[INSTRUCTIONS FOR THE TASK] Once the line with "Transcribe this image's" has been located in the records below, set down that line and all subsequent lines exactly, omitting the pictures.
INPUT RECORDS Block Start
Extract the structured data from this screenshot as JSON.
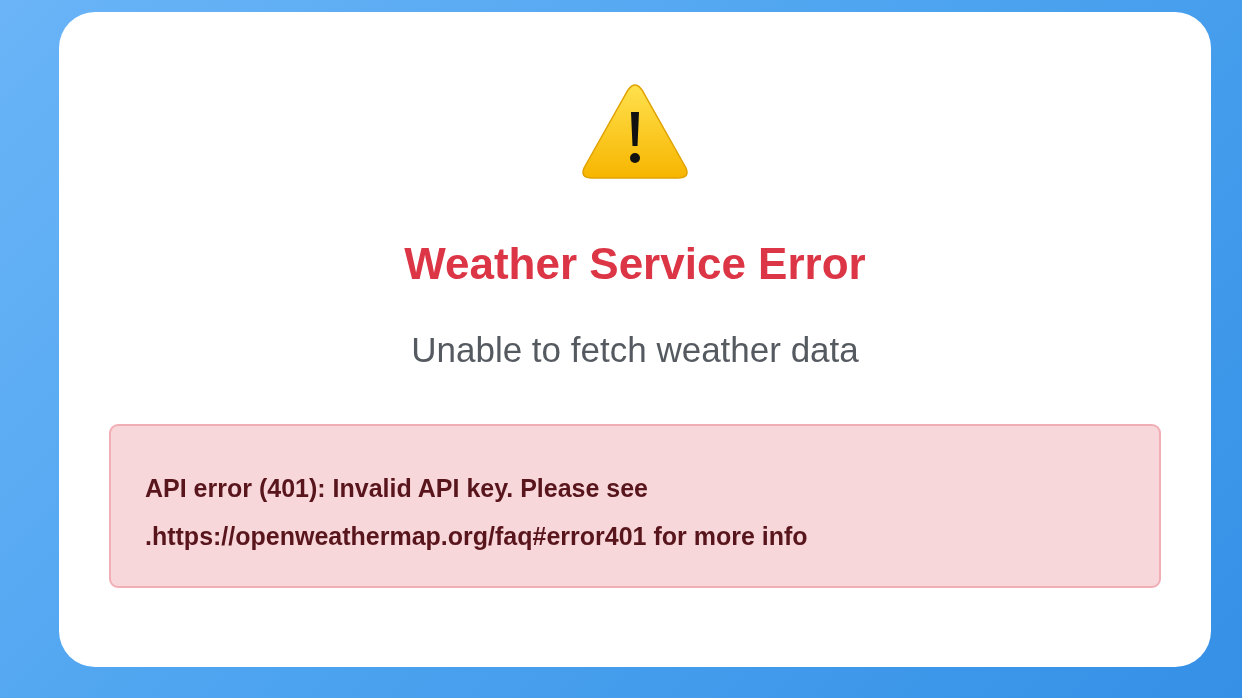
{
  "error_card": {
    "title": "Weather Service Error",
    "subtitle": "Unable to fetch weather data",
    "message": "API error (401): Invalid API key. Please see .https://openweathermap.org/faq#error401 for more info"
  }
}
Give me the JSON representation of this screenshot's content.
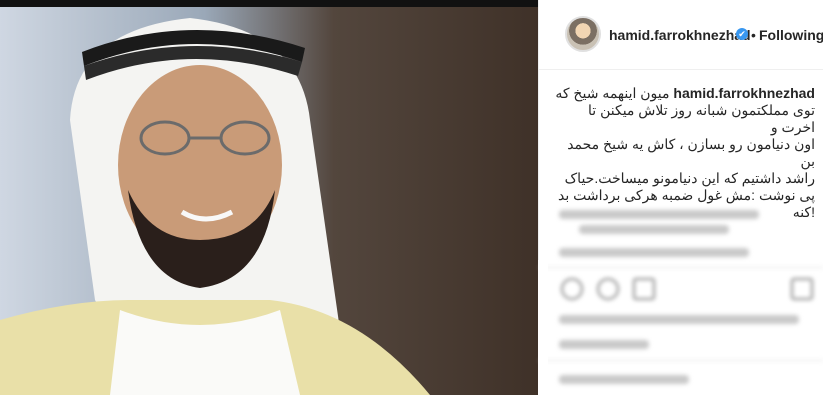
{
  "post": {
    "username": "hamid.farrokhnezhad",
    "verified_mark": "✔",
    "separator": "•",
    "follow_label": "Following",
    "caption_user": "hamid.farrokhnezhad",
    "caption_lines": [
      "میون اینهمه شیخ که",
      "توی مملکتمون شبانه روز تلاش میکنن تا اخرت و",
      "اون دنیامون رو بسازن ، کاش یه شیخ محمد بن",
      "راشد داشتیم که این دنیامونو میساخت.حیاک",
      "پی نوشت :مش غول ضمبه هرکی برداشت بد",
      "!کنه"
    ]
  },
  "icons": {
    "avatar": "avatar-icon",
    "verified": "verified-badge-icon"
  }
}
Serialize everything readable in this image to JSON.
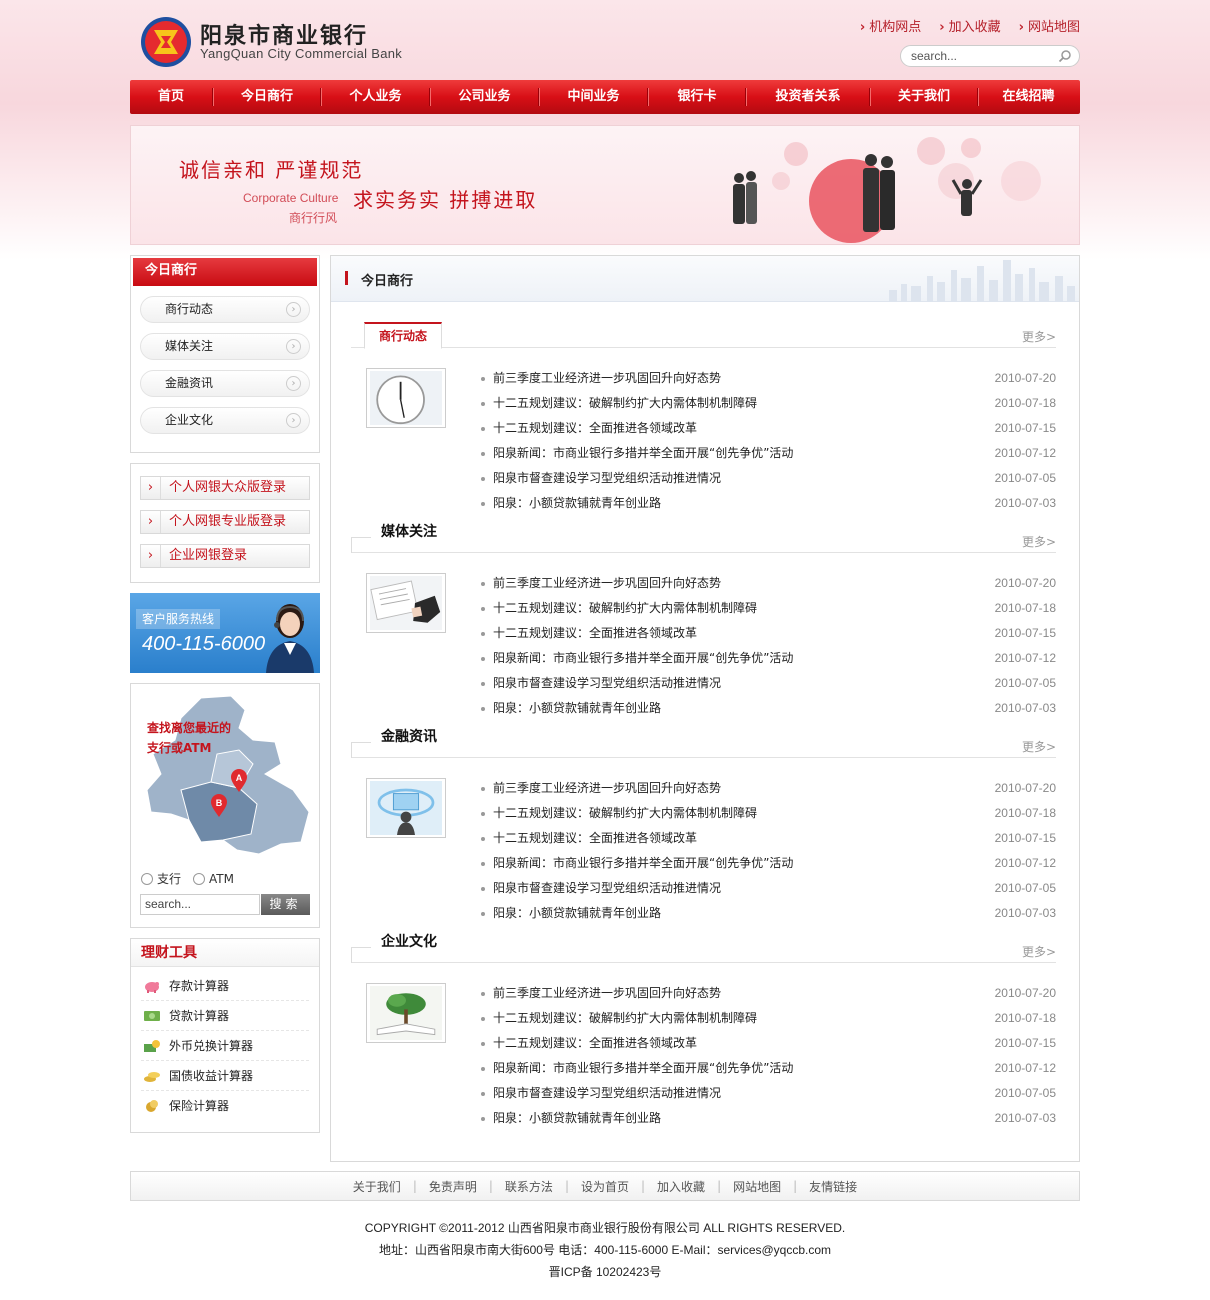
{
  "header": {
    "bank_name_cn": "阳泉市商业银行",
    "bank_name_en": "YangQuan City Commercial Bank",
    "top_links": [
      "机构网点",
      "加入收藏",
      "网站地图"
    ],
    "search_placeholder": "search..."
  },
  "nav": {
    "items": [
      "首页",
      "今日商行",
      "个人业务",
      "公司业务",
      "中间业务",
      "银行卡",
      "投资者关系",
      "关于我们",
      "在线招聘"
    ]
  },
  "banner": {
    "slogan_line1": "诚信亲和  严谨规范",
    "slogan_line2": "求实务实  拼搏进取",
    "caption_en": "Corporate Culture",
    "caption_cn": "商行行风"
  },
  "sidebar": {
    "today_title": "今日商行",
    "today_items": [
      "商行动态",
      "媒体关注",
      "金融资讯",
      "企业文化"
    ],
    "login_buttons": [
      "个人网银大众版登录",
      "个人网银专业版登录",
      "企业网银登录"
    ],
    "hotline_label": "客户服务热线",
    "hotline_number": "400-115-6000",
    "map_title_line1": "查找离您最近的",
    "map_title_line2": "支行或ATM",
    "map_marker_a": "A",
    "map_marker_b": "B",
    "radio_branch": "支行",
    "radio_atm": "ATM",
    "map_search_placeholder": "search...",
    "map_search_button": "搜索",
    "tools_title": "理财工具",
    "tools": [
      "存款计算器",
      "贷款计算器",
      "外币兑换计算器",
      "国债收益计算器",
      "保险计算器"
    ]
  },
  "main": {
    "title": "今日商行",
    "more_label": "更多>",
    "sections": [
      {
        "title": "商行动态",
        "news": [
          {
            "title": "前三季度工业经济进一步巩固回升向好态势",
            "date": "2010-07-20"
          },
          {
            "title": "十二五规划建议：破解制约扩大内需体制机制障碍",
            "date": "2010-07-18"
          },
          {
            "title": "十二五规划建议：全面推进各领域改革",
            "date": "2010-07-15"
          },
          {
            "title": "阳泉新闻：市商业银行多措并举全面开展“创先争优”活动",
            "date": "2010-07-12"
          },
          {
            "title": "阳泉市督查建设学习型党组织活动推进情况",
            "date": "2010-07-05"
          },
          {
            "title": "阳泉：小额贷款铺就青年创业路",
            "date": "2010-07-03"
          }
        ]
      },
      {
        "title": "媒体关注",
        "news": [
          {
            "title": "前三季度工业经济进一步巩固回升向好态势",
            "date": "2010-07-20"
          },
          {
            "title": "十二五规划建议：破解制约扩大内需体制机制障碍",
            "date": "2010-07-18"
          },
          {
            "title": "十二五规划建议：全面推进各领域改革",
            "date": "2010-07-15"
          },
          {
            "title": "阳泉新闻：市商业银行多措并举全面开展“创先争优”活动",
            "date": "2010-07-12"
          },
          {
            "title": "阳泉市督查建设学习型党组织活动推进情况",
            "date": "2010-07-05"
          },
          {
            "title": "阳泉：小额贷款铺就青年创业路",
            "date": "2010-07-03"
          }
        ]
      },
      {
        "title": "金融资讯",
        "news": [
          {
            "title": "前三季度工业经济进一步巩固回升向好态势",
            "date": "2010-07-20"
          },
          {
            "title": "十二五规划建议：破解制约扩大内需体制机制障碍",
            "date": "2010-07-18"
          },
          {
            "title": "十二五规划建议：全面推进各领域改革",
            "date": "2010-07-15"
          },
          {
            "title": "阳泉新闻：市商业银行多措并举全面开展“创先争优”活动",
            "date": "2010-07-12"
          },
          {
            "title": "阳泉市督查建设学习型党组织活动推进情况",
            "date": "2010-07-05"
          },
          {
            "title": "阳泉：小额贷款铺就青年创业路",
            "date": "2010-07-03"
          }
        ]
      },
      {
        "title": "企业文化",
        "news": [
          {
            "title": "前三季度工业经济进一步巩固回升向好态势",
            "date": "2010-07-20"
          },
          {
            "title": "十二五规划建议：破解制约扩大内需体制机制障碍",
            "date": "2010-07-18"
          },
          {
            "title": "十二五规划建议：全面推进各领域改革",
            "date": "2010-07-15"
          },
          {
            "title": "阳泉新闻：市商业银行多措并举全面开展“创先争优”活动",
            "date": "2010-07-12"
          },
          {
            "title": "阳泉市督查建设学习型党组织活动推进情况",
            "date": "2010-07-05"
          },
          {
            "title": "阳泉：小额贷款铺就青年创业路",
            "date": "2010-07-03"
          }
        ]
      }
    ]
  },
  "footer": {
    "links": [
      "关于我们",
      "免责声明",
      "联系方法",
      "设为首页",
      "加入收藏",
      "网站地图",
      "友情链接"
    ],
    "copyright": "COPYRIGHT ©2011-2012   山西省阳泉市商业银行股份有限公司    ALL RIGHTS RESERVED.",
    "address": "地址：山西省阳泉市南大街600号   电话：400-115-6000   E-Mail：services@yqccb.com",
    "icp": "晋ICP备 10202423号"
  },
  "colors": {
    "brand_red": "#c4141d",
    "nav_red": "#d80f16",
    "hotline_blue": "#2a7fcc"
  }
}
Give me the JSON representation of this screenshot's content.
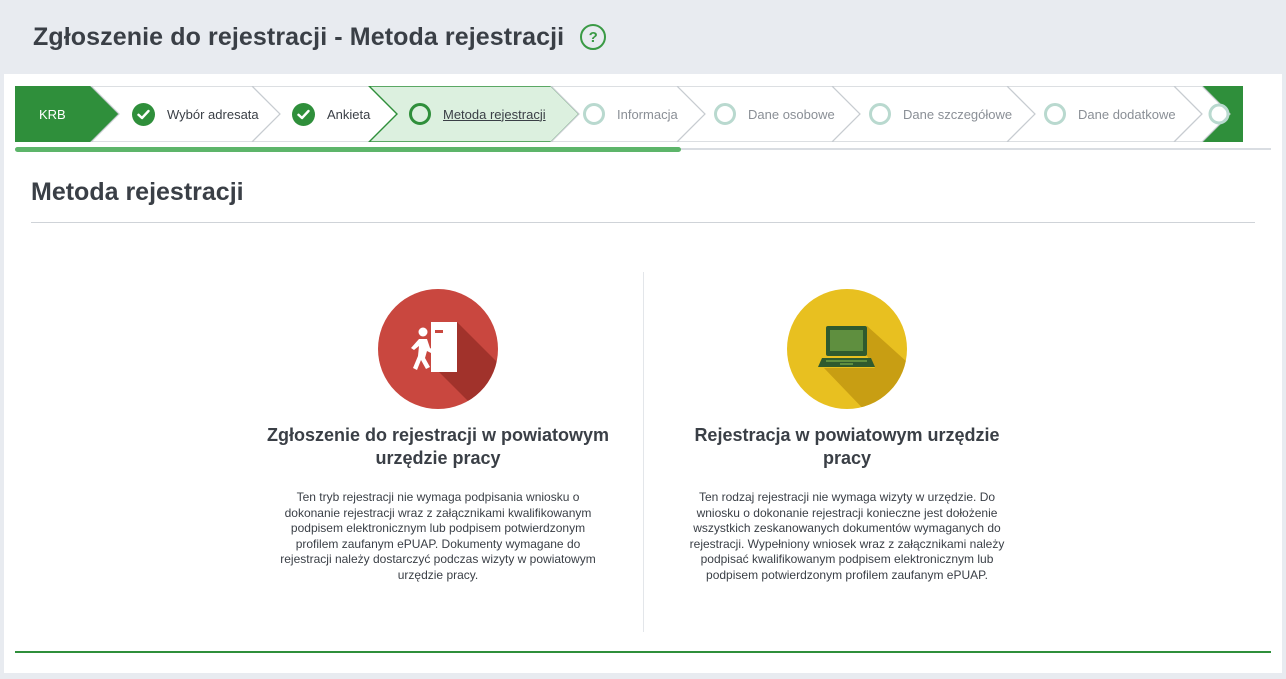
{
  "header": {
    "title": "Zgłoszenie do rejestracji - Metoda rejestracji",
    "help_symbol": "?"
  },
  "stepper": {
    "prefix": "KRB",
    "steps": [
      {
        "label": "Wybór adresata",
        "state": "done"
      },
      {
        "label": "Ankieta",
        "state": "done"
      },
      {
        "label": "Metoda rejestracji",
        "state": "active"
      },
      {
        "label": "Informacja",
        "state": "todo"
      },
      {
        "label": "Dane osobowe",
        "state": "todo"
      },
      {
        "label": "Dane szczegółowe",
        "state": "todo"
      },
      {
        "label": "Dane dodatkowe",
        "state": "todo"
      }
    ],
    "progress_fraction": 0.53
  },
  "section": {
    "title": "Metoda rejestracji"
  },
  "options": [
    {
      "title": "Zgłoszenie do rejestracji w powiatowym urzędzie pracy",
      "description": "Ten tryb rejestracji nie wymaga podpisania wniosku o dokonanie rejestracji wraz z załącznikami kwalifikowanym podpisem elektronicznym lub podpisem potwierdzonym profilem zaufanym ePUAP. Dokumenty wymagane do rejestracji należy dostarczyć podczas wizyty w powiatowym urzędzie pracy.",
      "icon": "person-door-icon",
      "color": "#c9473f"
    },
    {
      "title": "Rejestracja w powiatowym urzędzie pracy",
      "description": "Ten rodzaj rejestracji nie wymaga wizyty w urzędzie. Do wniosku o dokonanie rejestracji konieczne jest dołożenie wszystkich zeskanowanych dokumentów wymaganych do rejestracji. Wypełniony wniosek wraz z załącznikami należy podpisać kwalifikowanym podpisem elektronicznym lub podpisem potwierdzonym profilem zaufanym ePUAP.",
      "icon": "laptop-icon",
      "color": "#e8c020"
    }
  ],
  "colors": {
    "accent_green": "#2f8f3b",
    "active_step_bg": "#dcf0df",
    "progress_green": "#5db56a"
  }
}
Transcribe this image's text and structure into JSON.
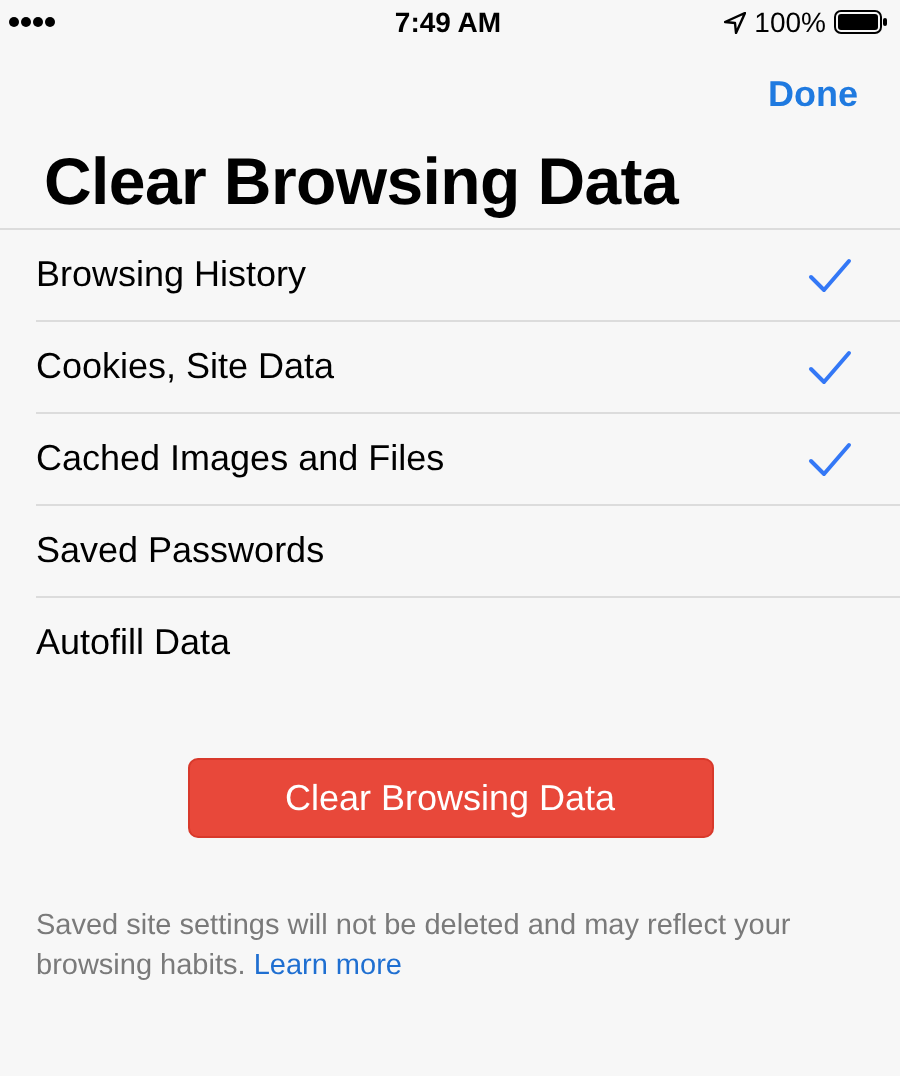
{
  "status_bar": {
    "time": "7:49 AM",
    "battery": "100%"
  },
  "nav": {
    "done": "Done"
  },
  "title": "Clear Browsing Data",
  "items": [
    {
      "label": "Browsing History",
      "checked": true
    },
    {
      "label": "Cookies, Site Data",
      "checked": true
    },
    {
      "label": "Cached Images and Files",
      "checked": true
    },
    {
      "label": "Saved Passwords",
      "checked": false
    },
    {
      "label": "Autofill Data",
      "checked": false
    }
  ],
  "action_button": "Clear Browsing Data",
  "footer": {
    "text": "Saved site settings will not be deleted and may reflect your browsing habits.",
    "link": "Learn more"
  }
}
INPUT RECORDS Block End
[ANSWER BELOW]
Transcribe this image's text and structure into JSON.
{
  "status_bar": {
    "time": "7:49 AM",
    "battery": "100%"
  },
  "nav": {
    "done": "Done"
  },
  "title": "Clear Browsing Data",
  "items": [
    {
      "label": "Browsing History",
      "checked": true
    },
    {
      "label": "Cookies, Site Data",
      "checked": true
    },
    {
      "label": "Cached Images and Files",
      "checked": true
    },
    {
      "label": "Saved Passwords",
      "checked": false
    },
    {
      "label": "Autofill Data",
      "checked": false
    }
  ],
  "action_button": "Clear Browsing Data",
  "footer": {
    "text": "Saved site settings will not be deleted and may reflect your browsing habits.",
    "link": "Learn more"
  }
}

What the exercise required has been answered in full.